[EXERCISE DESCRIPTION]
Give back every record word for word, keeping the pictures out.

[SUPPLIED RECORDS]
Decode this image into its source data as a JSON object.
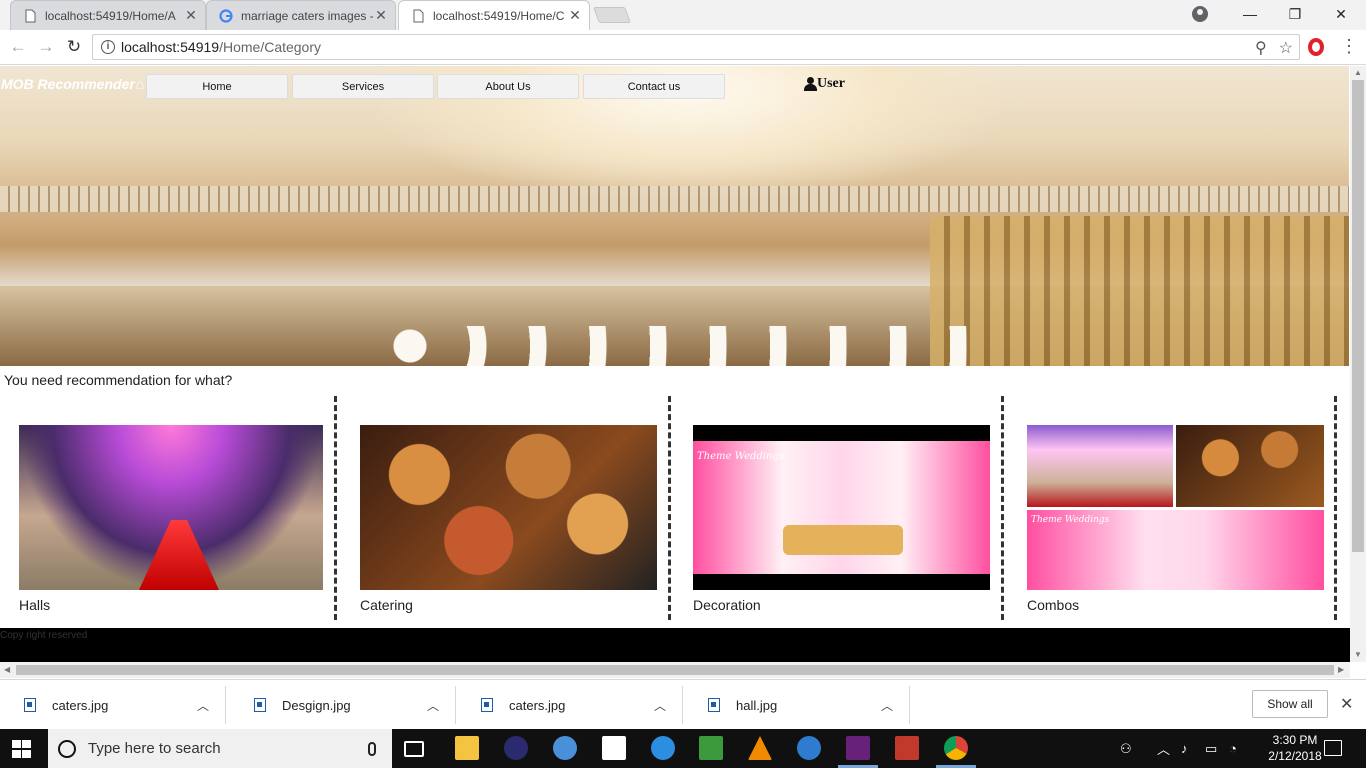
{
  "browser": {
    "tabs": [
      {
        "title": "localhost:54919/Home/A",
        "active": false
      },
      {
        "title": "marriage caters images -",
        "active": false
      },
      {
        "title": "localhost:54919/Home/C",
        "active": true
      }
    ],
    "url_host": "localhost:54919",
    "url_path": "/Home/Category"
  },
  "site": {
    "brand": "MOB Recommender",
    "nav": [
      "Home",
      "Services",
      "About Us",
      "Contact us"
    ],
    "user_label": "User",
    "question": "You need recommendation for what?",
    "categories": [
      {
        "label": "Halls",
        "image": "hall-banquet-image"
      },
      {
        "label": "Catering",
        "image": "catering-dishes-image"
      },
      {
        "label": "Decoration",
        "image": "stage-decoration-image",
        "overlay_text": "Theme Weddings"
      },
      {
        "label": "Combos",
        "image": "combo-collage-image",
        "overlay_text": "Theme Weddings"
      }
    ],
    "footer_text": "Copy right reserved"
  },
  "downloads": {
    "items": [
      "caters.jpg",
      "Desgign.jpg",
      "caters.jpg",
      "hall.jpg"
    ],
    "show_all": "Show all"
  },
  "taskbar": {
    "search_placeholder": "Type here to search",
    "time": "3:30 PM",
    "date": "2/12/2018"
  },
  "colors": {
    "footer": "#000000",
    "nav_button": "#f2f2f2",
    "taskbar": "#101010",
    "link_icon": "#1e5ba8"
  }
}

[WRITTEN ANSWER]
Decode this image into its source data as a JSON object.
{
  "browser": {
    "tabs": [
      {
        "title": "localhost:54919/Home/A",
        "active": false
      },
      {
        "title": "marriage caters images -",
        "active": false
      },
      {
        "title": "localhost:54919/Home/C",
        "active": true
      }
    ],
    "url_host": "localhost:54919",
    "url_path": "/Home/Category"
  },
  "site": {
    "brand": "MOB Recommender",
    "nav": [
      "Home",
      "Services",
      "About Us",
      "Contact us"
    ],
    "user_label": "User",
    "question": "You need recommendation for what?",
    "categories": [
      {
        "label": "Halls",
        "image": "hall-banquet-image"
      },
      {
        "label": "Catering",
        "image": "catering-dishes-image"
      },
      {
        "label": "Decoration",
        "image": "stage-decoration-image",
        "overlay_text": "Theme Weddings"
      },
      {
        "label": "Combos",
        "image": "combo-collage-image",
        "overlay_text": "Theme Weddings"
      }
    ],
    "footer_text": "Copy right reserved"
  },
  "downloads": {
    "items": [
      "caters.jpg",
      "Desgign.jpg",
      "caters.jpg",
      "hall.jpg"
    ],
    "show_all": "Show all"
  },
  "taskbar": {
    "search_placeholder": "Type here to search",
    "time": "3:30 PM",
    "date": "2/12/2018"
  },
  "colors": {
    "footer": "#000000",
    "nav_button": "#f2f2f2",
    "taskbar": "#101010",
    "link_icon": "#1e5ba8"
  }
}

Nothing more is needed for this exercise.